An identical copy of the records below is the expected result.
(Beginning of Records to process)
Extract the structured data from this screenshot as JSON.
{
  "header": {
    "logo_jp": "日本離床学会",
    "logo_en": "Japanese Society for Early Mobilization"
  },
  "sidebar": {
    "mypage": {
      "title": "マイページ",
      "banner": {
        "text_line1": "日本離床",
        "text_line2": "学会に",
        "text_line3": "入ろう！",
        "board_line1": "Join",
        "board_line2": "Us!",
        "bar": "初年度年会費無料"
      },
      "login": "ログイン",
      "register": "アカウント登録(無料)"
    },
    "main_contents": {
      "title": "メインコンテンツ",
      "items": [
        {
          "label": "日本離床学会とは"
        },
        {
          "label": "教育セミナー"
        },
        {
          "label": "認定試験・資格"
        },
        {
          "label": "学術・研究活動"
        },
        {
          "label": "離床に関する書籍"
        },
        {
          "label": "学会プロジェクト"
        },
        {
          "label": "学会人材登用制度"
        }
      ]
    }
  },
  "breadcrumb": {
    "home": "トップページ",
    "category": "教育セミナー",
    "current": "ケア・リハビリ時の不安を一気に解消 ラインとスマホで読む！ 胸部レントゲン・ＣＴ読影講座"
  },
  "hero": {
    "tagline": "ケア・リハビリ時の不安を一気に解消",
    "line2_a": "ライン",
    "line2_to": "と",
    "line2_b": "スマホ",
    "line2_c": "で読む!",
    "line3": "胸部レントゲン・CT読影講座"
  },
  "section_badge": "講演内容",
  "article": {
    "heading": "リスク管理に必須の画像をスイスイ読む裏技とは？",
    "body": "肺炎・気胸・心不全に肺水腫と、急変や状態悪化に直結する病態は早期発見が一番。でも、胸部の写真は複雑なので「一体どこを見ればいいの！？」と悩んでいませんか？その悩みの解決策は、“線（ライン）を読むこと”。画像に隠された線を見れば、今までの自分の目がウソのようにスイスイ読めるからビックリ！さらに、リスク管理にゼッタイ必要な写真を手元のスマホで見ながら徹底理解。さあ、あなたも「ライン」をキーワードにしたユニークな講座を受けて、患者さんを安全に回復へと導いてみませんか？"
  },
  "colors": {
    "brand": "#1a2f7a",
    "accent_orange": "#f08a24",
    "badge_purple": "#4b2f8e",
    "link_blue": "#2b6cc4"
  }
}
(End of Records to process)
Expected answer
Extract the structured data from this screenshot as JSON.
{
  "header": {
    "logo_jp": "日本離床学会",
    "logo_en": "Japanese Society for Early Mobilization"
  },
  "sidebar": {
    "mypage": {
      "title": "マイページ",
      "banner": {
        "text_line1": "日本離床",
        "text_line2": "学会に",
        "text_line3": "入ろう！",
        "board_line1": "Join",
        "board_line2": "Us!",
        "bar": "初年度年会費無料"
      },
      "login": "ログイン",
      "register": "アカウント登録(無料)"
    },
    "main_contents": {
      "title": "メインコンテンツ",
      "items": [
        {
          "label": "日本離床学会とは"
        },
        {
          "label": "教育セミナー"
        },
        {
          "label": "認定試験・資格"
        },
        {
          "label": "学術・研究活動"
        },
        {
          "label": "離床に関する書籍"
        },
        {
          "label": "学会プロジェクト"
        },
        {
          "label": "学会人材登用制度"
        }
      ]
    }
  },
  "breadcrumb": {
    "home": "トップページ",
    "category": "教育セミナー",
    "current": "ケア・リハビリ時の不安を一気に解消 ラインとスマホで読む！ 胸部レントゲン・ＣＴ読影講座"
  },
  "hero": {
    "tagline": "ケア・リハビリ時の不安を一気に解消",
    "line2_a": "ライン",
    "line2_to": "と",
    "line2_b": "スマホ",
    "line2_c": "で読む!",
    "line3": "胸部レントゲン・CT読影講座"
  },
  "section_badge": "講演内容",
  "article": {
    "heading": "リスク管理に必須の画像をスイスイ読む裏技とは？",
    "body": "肺炎・気胸・心不全に肺水腫と、急変や状態悪化に直結する病態は早期発見が一番。でも、胸部の写真は複雑なので「一体どこを見ればいいの！？」と悩んでいませんか？その悩みの解決策は、“線（ライン）を読むこと”。画像に隠された線を見れば、今までの自分の目がウソのようにスイスイ読めるからビックリ！さらに、リスク管理にゼッタイ必要な写真を手元のスマホで見ながら徹底理解。さあ、あなたも「ライン」をキーワードにしたユニークな講座を受けて、患者さんを安全に回復へと導いてみませんか？"
  },
  "colors": {
    "brand": "#1a2f7a",
    "accent_orange": "#f08a24",
    "badge_purple": "#4b2f8e",
    "link_blue": "#2b6cc4"
  }
}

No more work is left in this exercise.